For each line below, return an exact copy.

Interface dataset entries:

* * *

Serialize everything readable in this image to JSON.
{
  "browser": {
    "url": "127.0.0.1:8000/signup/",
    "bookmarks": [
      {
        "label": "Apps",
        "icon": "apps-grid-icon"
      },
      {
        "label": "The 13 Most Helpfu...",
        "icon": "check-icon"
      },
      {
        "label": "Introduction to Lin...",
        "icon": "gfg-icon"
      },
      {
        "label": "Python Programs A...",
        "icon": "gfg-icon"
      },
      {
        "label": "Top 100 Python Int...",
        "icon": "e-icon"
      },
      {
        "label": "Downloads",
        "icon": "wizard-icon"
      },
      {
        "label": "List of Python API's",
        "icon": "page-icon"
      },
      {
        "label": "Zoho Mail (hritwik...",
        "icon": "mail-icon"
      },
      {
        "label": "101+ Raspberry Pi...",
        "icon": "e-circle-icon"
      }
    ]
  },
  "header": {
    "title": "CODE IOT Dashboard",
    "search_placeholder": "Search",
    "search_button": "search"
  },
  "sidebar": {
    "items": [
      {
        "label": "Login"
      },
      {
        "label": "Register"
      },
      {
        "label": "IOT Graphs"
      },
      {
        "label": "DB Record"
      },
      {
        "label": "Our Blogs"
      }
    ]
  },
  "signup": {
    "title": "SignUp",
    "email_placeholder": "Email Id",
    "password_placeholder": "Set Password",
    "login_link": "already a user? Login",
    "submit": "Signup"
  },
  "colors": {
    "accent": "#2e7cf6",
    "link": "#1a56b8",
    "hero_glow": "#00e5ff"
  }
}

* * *

Solved problem =
Serialize everything readable in this image to JSON.
{
  "browser": {
    "url": "127.0.0.1:8000/signup/",
    "bookmarks": [
      {
        "label": "Apps",
        "icon": "apps-grid-icon"
      },
      {
        "label": "The 13 Most Helpfu...",
        "icon": "check-icon"
      },
      {
        "label": "Introduction to Lin...",
        "icon": "gfg-icon"
      },
      {
        "label": "Python Programs A...",
        "icon": "gfg-icon"
      },
      {
        "label": "Top 100 Python Int...",
        "icon": "e-icon"
      },
      {
        "label": "Downloads",
        "icon": "wizard-icon"
      },
      {
        "label": "List of Python API's",
        "icon": "page-icon"
      },
      {
        "label": "Zoho Mail (hritwik...",
        "icon": "mail-icon"
      },
      {
        "label": "101+ Raspberry Pi...",
        "icon": "e-circle-icon"
      }
    ]
  },
  "header": {
    "title": "CODE IOT Dashboard",
    "search_placeholder": "Search",
    "search_button": "search"
  },
  "sidebar": {
    "items": [
      {
        "label": "Login"
      },
      {
        "label": "Register"
      },
      {
        "label": "IOT Graphs"
      },
      {
        "label": "DB Record"
      },
      {
        "label": "Our Blogs"
      }
    ]
  },
  "signup": {
    "title": "SignUp",
    "email_placeholder": "Email Id",
    "password_placeholder": "Set Password",
    "login_link": "already a user? Login",
    "submit": "Signup"
  },
  "colors": {
    "accent": "#2e7cf6",
    "link": "#1a56b8",
    "hero_glow": "#00e5ff"
  }
}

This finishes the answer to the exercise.